*Exercise*
In the material below, which lines hold the word "image"? Pick each one out.

*Supplied records*
#####

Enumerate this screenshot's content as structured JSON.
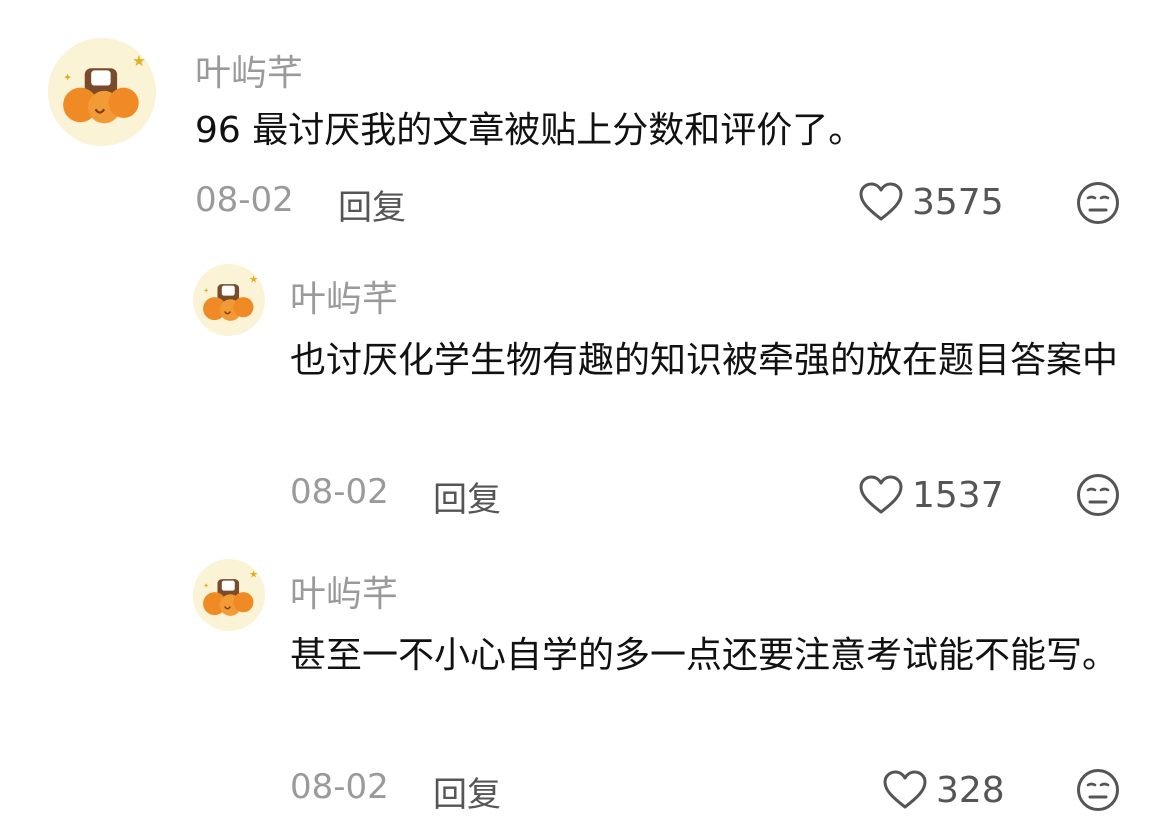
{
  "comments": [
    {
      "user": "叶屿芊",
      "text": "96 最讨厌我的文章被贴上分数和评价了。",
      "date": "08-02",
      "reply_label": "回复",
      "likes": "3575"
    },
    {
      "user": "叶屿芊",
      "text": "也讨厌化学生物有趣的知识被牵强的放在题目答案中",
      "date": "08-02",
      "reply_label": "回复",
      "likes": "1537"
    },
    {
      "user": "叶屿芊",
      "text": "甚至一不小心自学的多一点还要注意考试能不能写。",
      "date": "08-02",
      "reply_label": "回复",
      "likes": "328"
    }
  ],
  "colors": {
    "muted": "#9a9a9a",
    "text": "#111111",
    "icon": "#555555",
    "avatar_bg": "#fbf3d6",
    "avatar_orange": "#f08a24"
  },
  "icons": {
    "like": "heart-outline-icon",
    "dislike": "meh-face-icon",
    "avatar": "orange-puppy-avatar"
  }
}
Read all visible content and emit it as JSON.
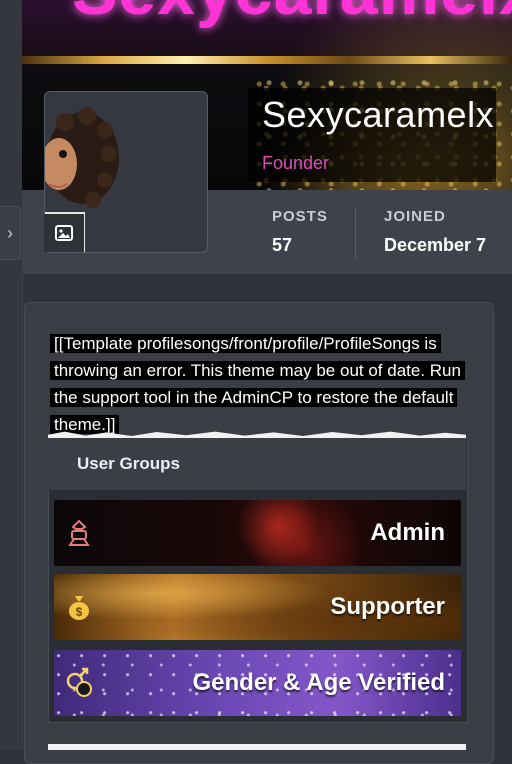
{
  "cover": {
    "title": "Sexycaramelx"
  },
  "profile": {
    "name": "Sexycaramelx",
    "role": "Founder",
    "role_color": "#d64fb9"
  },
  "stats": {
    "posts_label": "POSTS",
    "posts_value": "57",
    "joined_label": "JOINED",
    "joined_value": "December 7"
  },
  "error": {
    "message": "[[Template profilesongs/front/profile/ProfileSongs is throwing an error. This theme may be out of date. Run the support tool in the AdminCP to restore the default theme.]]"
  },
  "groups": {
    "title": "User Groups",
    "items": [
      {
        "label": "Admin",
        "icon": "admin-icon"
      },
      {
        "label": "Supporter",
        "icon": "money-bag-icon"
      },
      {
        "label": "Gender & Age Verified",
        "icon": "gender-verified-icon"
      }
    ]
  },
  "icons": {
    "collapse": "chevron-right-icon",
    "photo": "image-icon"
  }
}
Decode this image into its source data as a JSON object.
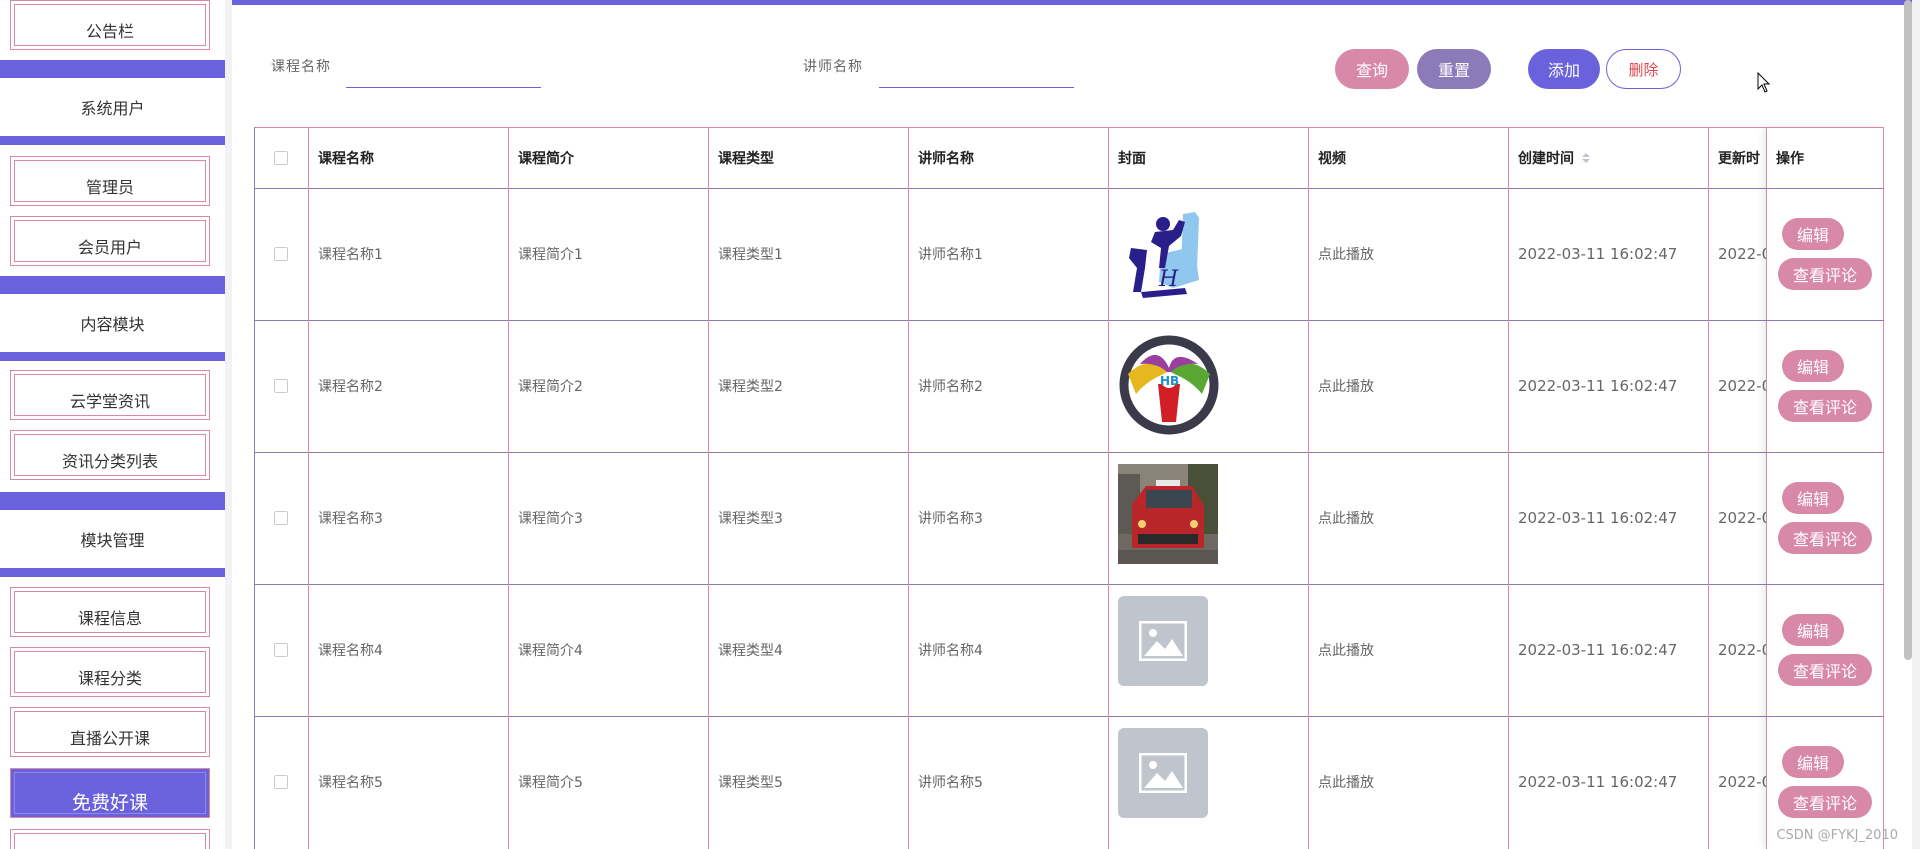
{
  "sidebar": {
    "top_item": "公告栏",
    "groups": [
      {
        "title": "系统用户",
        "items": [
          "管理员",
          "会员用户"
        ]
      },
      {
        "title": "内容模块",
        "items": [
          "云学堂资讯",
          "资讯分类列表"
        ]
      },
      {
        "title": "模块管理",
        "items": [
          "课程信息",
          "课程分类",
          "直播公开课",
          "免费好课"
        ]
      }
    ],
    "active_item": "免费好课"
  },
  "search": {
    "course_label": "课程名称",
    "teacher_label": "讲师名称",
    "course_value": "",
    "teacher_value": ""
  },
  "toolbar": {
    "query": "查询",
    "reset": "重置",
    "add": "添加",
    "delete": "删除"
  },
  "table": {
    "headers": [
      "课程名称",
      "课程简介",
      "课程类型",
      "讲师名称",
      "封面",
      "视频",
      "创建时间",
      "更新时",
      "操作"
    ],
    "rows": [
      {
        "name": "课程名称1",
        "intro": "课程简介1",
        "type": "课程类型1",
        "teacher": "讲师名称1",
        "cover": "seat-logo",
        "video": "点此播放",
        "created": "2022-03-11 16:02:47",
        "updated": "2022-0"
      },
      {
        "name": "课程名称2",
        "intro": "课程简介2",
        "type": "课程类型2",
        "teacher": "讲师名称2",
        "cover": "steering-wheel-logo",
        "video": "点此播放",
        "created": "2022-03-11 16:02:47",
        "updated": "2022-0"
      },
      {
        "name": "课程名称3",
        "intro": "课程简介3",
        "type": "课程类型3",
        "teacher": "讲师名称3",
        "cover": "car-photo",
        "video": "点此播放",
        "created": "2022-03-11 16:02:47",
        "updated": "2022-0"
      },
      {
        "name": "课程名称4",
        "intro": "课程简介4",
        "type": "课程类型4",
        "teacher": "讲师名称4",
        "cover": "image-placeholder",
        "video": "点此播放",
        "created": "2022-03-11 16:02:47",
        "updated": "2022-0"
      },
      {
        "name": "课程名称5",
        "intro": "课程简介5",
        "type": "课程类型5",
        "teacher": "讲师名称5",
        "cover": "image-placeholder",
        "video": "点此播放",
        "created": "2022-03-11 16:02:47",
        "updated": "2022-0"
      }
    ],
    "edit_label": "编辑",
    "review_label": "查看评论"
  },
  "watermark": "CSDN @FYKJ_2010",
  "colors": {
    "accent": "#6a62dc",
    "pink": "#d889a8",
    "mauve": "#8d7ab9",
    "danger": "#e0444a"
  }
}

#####

*Response for this exercise*
    "photo": "image-icon"
Decode this image into its source data as a JSON object.
        "cover": "image-placeholder",
        "cover": "image-placeholder",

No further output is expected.